This optional feature is available immediately as a technical preview, meaning that the company is proactively soliciting feedback from users for the next 30 days, Zoom said on Monday. Also Read - Plea Moved in Supreme Court to Ban Zoom App After Complaints on Privacy Breach, Security Issues
“We’re very proud to bring Zoom’s new end-to-end encryption to Zoom users globally today,” said Zoom Chief Information Security Officer (CISO) Jason Lee. Also Read - Centre Plans on 'Desi' Version of Video Conferencing After Ministry of Home Affairs Pointed Zoom App is 'Not Safe'
“This has been a highly requested feature from our customers, and we’re excited to make this a reality.”
The highly sought security feature is available on Zoom desktop client version 5.4.0 for Mac and PC, the Zoom Android app, and Zoom Rooms, with the Zoom iOS app pending Apple App Store approval.
When users enable E2EE for their meetings, nobody except each participant — not even Zoom’s meeting servers — has access to the encryption keys that are used to encrypt the meeting, the US-based company said.
Account admins can enable this feature in their web dashboard at the account, group, and user level.
It can also be locked at the account or group level. If enabled, the host can toggle on and off end-to-end encryption for any given meeting depending on the level of security and level of functionality they would like.
In phase one, meeting participants must join from the Zoom desktop client, mobile app, or Zoom Rooms for end-to-end encryption-enabled meetings.
Zoom first announced its plans to build an end-to-end-encrypted meeting option into its platform in May.
The US-based company had said that since releasing the draft design of the platform’s end-to-end encryption on May 22, it has engaged with civil liberties organisations, child safety advocates, encryption experts, government representatives, its own users, and others to gather their feedback on this feature.
Zoom was earlier sued by one of its shareholders who alleged in the complaint that the platform failed to disclose some vulnerabilities and that the services did not provide end-to-end encryption.

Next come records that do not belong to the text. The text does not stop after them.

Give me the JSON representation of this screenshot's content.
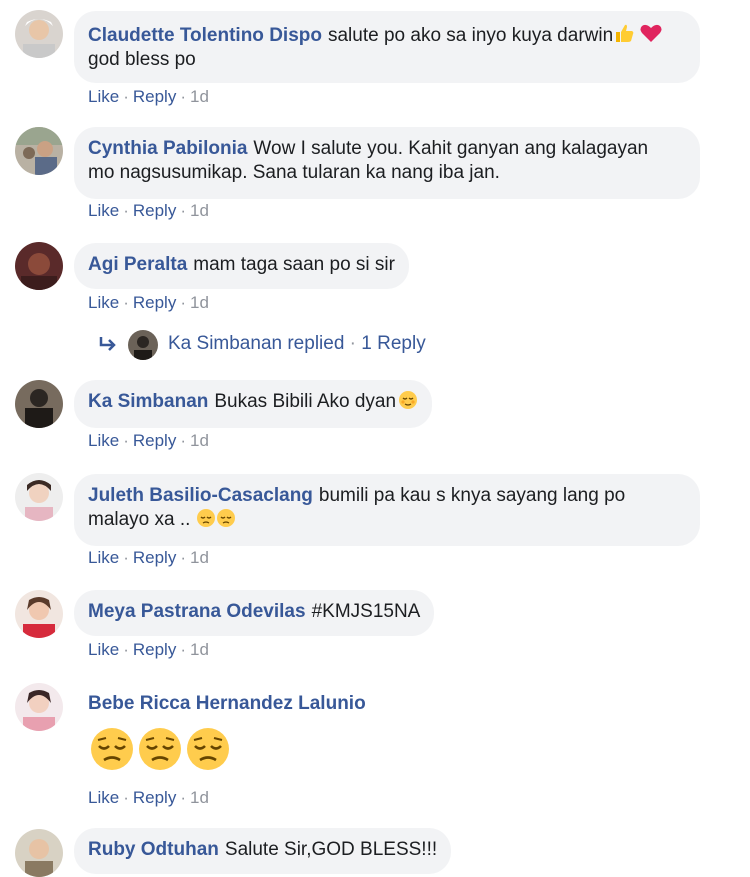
{
  "comments": [
    {
      "author": "Claudette Tolentino Dispo",
      "text1": "salute po ako sa inyo kuya darwin",
      "text2": "god bless po",
      "like": "Like",
      "reply": "Reply",
      "time": "1d",
      "emojis": [
        "thumbs-up",
        "heart"
      ]
    },
    {
      "author": "Cynthia Pabilonia",
      "text1": "Wow I salute you. Kahit ganyan ang kalagayan",
      "text2": "mo nagsusumikap. Sana tularan ka nang iba jan.",
      "like": "Like",
      "reply": "Reply",
      "time": "1d"
    },
    {
      "author": "Agi Peralta",
      "text1": "mam taga saan po si sir",
      "like": "Like",
      "reply": "Reply",
      "time": "1d"
    },
    {
      "author": "Ka Simbanan",
      "text1": "Bukas Bibili Ako dyan",
      "like": "Like",
      "reply": "Reply",
      "time": "1d",
      "emojis": [
        "relieved-face"
      ]
    },
    {
      "author": "Juleth Basilio-Casaclang",
      "text1": "bumili pa kau s knya sayang lang po",
      "text2": "malayo xa ..",
      "like": "Like",
      "reply": "Reply",
      "time": "1d",
      "emojis": [
        "pensive-face",
        "pensive-face"
      ]
    },
    {
      "author": "Meya Pastrana Odevilas",
      "text1": "#KMJS15NA",
      "like": "Like",
      "reply": "Reply",
      "time": "1d"
    },
    {
      "author": "Bebe Ricca Hernandez Lalunio",
      "like": "Like",
      "reply": "Reply",
      "time": "1d",
      "emojis": [
        "pensive-face",
        "pensive-face",
        "pensive-face"
      ]
    },
    {
      "author": "Ruby Odtuhan",
      "text1": "Salute Sir,GOD BLESS!!!"
    }
  ],
  "replies_summary": {
    "name": "Ka Simbanan replied",
    "dot": "·",
    "count": "1 Reply"
  },
  "colors": {
    "link": "#385898",
    "bubble": "#f2f3f5",
    "meta": "#90949c"
  }
}
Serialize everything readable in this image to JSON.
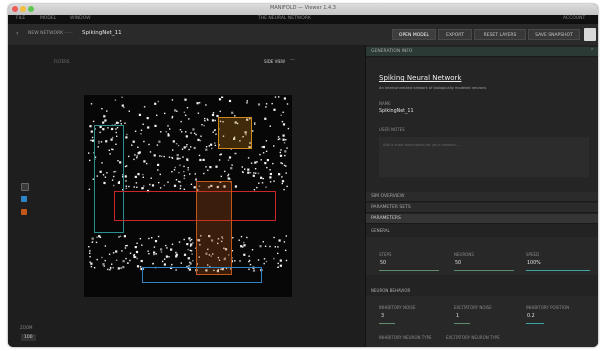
{
  "window": {
    "title": "MANIFOLD — Viewer 1.4.3"
  },
  "menu": [
    "FILE",
    "MODEL",
    "WINDOW"
  ],
  "menu_right": "ACCOUNT",
  "top_label": "THE NEURAL NETWORK",
  "toolbar": {
    "breadcrumb": "NEW NETWORK",
    "file_name": "SpikingNet_11",
    "buttons": [
      "OPEN MODEL",
      "EXPORT",
      "RESET LAYERS",
      "SAVE SNAPSHOT"
    ]
  },
  "viewer": {
    "top_left": "FILTERS",
    "top_right": "SIDE VIEW",
    "zoom_label": "ZOOM",
    "zoom_value": "100"
  },
  "sidebar": {
    "generation_info": {
      "header": "GENERATION INFO",
      "title": "Spiking Neural Network",
      "subtitle": "An interconnected network of biologically modeled neurons",
      "name_label": "NAME",
      "name_value": "SpikingNet_11",
      "notes_label": "USER NOTES",
      "notes_placeholder": "Add a short description for your network..."
    },
    "sections": [
      "SIM OVERVIEW",
      "PARAMETER SETS",
      "PARAMETERS"
    ],
    "general": {
      "header": "GENERAL",
      "fields": [
        {
          "label": "STEPS",
          "value": "50"
        },
        {
          "label": "NEURONS",
          "value": "50"
        },
        {
          "label": "SPEED",
          "value": "100%"
        }
      ]
    },
    "neuron_behavior": {
      "header": "NEURON BEHAVIOR",
      "fields": [
        {
          "label": "INHIBITORY NOISE",
          "value": "3"
        },
        {
          "label": "EXCITATORY NOISE",
          "value": "1"
        },
        {
          "label": "INHIBITORY POSITION",
          "value": "0.2"
        }
      ],
      "more": [
        "INHIBITORY NEURON TYPE",
        "EXCITATORY NEURON TYPE"
      ]
    }
  },
  "colors": {
    "teal": "#2b8f8f",
    "red": "#c62828",
    "orange": "#c2571a",
    "blue": "#2f86c7",
    "highlight": "#d18a1a"
  }
}
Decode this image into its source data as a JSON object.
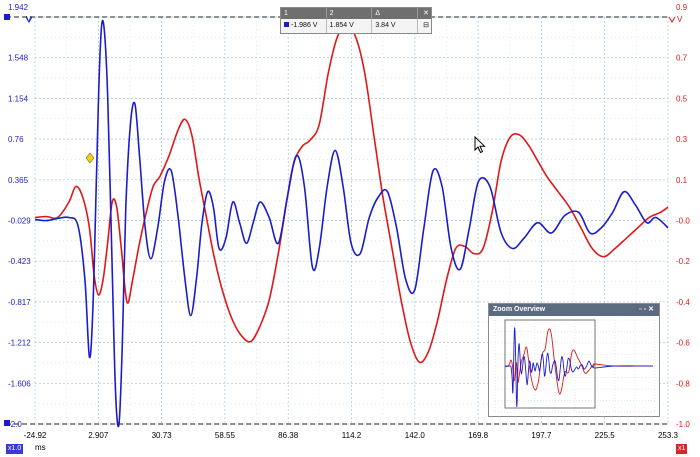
{
  "chart_data": {
    "type": "line",
    "x_ticks": [
      "-24.92",
      "2.907",
      "30.73",
      "58.55",
      "86.38",
      "114.2",
      "142.0",
      "169.8",
      "197.7",
      "225.5",
      "253.3"
    ],
    "xlim": [
      -24.92,
      253.3
    ],
    "x_unit": "ms",
    "y_left_ticks": [
      "1.942",
      "1.548",
      "1.154",
      "0.76",
      "0.365",
      "-0.029",
      "-0.423",
      "-0.817",
      "-1.212",
      "-1.606",
      "-2.0"
    ],
    "y_left_unit": "V",
    "ylim_left": [
      -2.0,
      1.942
    ],
    "y_right_ticks": [
      "0.9",
      "0.7",
      "0.5",
      "0.3",
      "0.1",
      "-0.0",
      "-0.2",
      "-0.4",
      "-0.6",
      "-0.8",
      "-1.0"
    ],
    "y_right_unit": "V",
    "grid": true,
    "series": [
      {
        "color": "#1c1ccc",
        "x": [
          -24.9,
          -20.0,
          -15.0,
          -10.0,
          -6.0,
          -3.0,
          -1.0,
          0.5,
          2.0,
          3.5,
          5.0,
          7.0,
          9.0,
          10.5,
          12.0,
          13.5,
          15.0,
          17.0,
          19.0,
          21.0,
          23.5,
          26.0,
          29.0,
          32.0,
          35.0,
          38.0,
          41.0,
          43.5,
          46.0,
          48.5,
          51.0,
          53.5,
          56.0,
          59.0,
          62.0,
          65.0,
          68.0,
          71.0,
          74.0,
          78.0,
          82.0,
          86.0,
          90.0,
          93.5,
          97.0,
          100.0,
          103.5,
          107.0,
          110.5,
          114.0,
          118.0,
          122.0,
          126.0,
          130.0,
          134.0,
          138.0,
          142.0,
          146.0,
          150.0,
          154.0,
          158.0,
          162.0,
          166.0,
          170.0,
          175.0,
          180.0,
          185.0,
          190.0,
          196.0,
          202.0,
          208.0,
          214.0,
          219.0,
          224.0,
          229.0,
          234.0,
          239.0,
          244.0,
          248.0,
          253.3
        ],
        "values": [
          -0.02,
          -0.03,
          -0.01,
          0.0,
          -0.08,
          -0.6,
          -1.35,
          -0.9,
          0.3,
          1.5,
          1.9,
          1.2,
          -0.5,
          -1.7,
          -2.0,
          -1.2,
          0.1,
          0.9,
          1.1,
          0.6,
          -0.1,
          -0.4,
          -0.1,
          0.35,
          0.45,
          0.0,
          -0.6,
          -0.95,
          -0.6,
          -0.05,
          0.25,
          0.1,
          -0.3,
          -0.2,
          0.15,
          -0.05,
          -0.25,
          -0.05,
          0.15,
          0.0,
          -0.25,
          0.2,
          0.6,
          0.3,
          -0.48,
          -0.3,
          0.3,
          0.65,
          0.3,
          -0.25,
          -0.35,
          0.0,
          0.2,
          0.25,
          -0.1,
          -0.6,
          -0.7,
          -0.1,
          0.45,
          0.3,
          -0.3,
          -0.5,
          -0.1,
          0.35,
          0.3,
          -0.15,
          -0.3,
          -0.2,
          -0.05,
          -0.15,
          0.02,
          0.05,
          -0.15,
          -0.1,
          0.05,
          0.25,
          0.12,
          -0.05,
          0.0,
          -0.1
        ]
      },
      {
        "color": "#e01818",
        "x": [
          -24.9,
          -20.0,
          -15.0,
          -10.0,
          -7.0,
          -4.0,
          -1.0,
          1.0,
          3.0,
          5.0,
          7.0,
          9.0,
          11.0,
          13.0,
          15.5,
          18.0,
          21.0,
          24.0,
          27.0,
          30.0,
          34.0,
          38.0,
          41.0,
          44.0,
          47.0,
          50.0,
          54.0,
          58.0,
          62.0,
          66.0,
          70.0,
          74.0,
          78.0,
          82.0,
          86.0,
          88.0,
          90.0,
          93.0,
          96.0,
          100.0,
          104.0,
          108.0,
          112.0,
          116.0,
          120.0,
          124.0,
          128.0,
          132.0,
          136.0,
          140.0,
          144.0,
          148.0,
          152.0,
          156.0,
          160.0,
          164.0,
          168.0,
          172.0,
          176.0,
          180.0,
          184.0,
          188.0,
          192.0,
          196.0,
          200.0,
          205.0,
          210.0,
          215.0,
          220.0,
          225.0,
          230.0,
          235.0,
          240.0,
          245.0,
          250.0,
          253.3
        ],
        "values": [
          0.0,
          0.01,
          0.0,
          0.15,
          0.3,
          0.2,
          -0.1,
          -0.55,
          -0.75,
          -0.6,
          -0.25,
          0.15,
          0.1,
          -0.3,
          -0.82,
          -0.6,
          -0.25,
          0.05,
          0.3,
          0.4,
          0.6,
          0.85,
          0.95,
          0.8,
          0.4,
          0.05,
          -0.4,
          -0.75,
          -1.0,
          -1.15,
          -1.2,
          -1.05,
          -0.8,
          -0.35,
          0.2,
          0.45,
          0.6,
          0.7,
          0.75,
          0.9,
          1.4,
          1.75,
          1.85,
          1.75,
          1.4,
          0.8,
          0.2,
          -0.3,
          -0.8,
          -1.2,
          -1.4,
          -1.3,
          -1.0,
          -0.6,
          -0.3,
          -0.28,
          -0.35,
          -0.3,
          0.05,
          0.55,
          0.78,
          0.8,
          0.7,
          0.55,
          0.4,
          0.25,
          0.1,
          -0.1,
          -0.3,
          -0.38,
          -0.3,
          -0.2,
          -0.1,
          0.0,
          0.05,
          0.1
        ]
      }
    ]
  },
  "ruler_panel": {
    "col_labels": [
      "1",
      "2",
      "Δ"
    ],
    "values": [
      "-1.986 V",
      "1.854 V",
      "3.84 V"
    ]
  },
  "zoom_overview": {
    "title": "Zoom Overview"
  },
  "scale_badges": [
    "x1.0",
    "x1"
  ]
}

As a technical preview, Zoom hopes to gather input from customers on their experiences with end-to-end encryption.